Quick hits on the rest of the games: the Bulls edged the Magic, who’ve now lost seven straight, 96-94; the Kings edged the Cavs 97-94 for just their second road win of the season; the Pacers beat the Wizards 89-81 thanks to Paul George (29 points, 14 rebounds) going off; the Jazz routed the T-Wolves 106-84 in a game in which no player on either team scored more than 17 points; and the Suns overcome a Jrue Holiday triple-double to top the Sixers 95-89. Told you the schedule was packed.
Hey, look, a college basketball upset!
No. 11 Illinois was the victim, falling to Purdue 68-61 in both teams’ Big Ten opener. While the Illini have now lost two of three, make no mistake, this was a sizable upset: they came into this game 13-1, while the Boilermakers were just 6-6. Purdue’s been a strong program in recent years, though, so maybe this game is a sign they’re turning it on.
Fiesta Bowl tonight.
Like yesterday, I’ll ask: who ya got? I’ll go with Oregon, but one counts out a Bill Snyder team at one’s own peril.
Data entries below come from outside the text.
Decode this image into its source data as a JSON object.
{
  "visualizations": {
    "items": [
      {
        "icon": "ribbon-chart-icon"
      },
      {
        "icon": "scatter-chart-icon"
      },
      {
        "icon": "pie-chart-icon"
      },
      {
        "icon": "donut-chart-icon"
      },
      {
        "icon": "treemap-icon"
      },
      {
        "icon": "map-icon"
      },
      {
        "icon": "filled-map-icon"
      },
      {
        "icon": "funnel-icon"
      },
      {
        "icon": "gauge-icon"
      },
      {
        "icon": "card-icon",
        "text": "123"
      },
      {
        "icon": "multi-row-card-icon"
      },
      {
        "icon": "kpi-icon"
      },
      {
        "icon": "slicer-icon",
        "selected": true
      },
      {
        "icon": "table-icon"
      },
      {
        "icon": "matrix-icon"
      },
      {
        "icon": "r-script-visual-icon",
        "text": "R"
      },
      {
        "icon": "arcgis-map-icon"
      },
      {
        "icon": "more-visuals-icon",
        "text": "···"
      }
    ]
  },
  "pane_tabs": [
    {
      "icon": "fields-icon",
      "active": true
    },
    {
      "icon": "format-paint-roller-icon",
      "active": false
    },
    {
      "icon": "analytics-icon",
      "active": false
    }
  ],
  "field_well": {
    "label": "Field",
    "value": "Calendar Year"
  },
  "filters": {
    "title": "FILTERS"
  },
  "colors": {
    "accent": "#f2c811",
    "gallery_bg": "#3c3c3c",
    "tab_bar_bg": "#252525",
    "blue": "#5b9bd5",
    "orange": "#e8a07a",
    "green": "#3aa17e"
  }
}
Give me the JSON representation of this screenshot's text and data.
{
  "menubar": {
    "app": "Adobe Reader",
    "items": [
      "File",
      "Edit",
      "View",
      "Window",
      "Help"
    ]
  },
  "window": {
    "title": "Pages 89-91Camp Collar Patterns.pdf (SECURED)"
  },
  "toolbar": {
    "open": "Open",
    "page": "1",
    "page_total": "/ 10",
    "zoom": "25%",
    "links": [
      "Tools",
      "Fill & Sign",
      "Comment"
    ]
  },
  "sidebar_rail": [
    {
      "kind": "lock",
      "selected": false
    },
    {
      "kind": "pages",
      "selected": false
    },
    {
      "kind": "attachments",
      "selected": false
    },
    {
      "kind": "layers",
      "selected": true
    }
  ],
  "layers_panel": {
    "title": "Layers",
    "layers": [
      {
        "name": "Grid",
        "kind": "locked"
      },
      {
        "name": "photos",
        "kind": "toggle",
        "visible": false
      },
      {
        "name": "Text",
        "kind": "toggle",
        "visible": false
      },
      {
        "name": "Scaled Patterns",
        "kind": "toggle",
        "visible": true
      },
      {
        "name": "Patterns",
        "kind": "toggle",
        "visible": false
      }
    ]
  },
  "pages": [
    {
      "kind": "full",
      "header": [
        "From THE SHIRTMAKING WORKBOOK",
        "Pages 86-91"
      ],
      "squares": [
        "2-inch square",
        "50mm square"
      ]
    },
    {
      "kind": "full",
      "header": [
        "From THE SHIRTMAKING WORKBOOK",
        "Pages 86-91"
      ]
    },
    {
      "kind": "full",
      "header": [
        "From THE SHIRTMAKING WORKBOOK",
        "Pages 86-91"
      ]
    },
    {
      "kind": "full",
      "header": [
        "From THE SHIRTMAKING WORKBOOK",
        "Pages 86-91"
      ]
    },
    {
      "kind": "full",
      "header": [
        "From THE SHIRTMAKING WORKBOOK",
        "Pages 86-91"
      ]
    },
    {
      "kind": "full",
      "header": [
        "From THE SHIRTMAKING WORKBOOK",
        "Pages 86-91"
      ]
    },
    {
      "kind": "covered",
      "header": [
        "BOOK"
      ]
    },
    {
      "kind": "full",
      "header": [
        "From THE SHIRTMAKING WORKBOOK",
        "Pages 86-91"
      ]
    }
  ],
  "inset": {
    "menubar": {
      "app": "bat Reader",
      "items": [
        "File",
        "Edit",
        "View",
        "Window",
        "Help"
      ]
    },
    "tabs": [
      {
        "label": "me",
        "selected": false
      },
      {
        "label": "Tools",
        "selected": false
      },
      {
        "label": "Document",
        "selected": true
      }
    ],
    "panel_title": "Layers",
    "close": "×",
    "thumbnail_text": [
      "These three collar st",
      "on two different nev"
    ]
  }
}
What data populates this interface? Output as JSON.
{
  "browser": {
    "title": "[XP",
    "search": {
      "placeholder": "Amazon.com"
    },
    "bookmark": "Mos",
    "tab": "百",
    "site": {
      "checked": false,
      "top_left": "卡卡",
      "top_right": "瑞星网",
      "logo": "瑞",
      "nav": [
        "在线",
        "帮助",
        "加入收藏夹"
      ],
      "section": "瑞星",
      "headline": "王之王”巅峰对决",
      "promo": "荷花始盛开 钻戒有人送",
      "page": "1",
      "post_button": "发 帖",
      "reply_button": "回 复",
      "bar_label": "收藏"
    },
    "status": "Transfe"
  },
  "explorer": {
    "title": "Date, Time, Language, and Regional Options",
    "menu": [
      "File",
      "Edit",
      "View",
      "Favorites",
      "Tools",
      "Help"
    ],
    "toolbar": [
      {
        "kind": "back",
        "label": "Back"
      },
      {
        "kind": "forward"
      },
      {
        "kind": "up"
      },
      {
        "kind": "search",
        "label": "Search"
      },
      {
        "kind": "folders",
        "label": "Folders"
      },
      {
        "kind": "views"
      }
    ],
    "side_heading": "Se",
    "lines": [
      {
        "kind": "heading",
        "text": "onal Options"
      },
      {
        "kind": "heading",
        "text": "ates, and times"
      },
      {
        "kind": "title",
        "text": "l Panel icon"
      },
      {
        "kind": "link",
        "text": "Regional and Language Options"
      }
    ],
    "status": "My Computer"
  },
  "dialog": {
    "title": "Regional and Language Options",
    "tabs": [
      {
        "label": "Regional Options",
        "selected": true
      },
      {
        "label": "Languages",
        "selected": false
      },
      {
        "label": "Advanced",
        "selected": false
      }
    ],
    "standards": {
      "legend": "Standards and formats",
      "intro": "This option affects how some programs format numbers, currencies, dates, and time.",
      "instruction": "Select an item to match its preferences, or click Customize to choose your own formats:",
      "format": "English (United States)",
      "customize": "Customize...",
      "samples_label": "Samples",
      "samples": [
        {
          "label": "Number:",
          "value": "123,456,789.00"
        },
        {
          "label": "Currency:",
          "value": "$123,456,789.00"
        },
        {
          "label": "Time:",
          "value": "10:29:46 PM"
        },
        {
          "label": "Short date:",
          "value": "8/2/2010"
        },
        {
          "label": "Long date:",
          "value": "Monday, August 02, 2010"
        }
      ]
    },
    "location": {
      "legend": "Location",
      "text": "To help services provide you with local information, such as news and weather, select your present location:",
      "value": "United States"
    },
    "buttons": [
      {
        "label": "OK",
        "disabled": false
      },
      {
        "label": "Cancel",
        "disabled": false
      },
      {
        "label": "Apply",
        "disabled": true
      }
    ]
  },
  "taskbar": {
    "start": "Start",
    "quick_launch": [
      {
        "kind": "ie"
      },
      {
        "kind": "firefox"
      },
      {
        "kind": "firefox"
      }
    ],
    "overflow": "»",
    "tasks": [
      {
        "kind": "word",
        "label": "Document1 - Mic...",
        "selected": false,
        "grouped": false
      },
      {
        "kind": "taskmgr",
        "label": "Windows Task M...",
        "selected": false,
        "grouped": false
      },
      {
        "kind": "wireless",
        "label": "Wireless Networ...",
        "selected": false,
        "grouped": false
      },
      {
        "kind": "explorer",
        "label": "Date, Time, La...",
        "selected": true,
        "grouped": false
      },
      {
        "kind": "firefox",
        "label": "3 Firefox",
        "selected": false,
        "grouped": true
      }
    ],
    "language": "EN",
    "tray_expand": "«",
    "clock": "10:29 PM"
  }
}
And if this is Chip Kelly’s last game at Oregon… savor that offense, people.
Photos via Getty
- Hopkins Boxes And Battles Murat To Unanimous Decision
- The Best Shots From Pacquiao Vs. Rios
- Will Peyton Manning Break Tom Brady's Touchdown Record?
- All About Michael Jordan's Future Baby Mama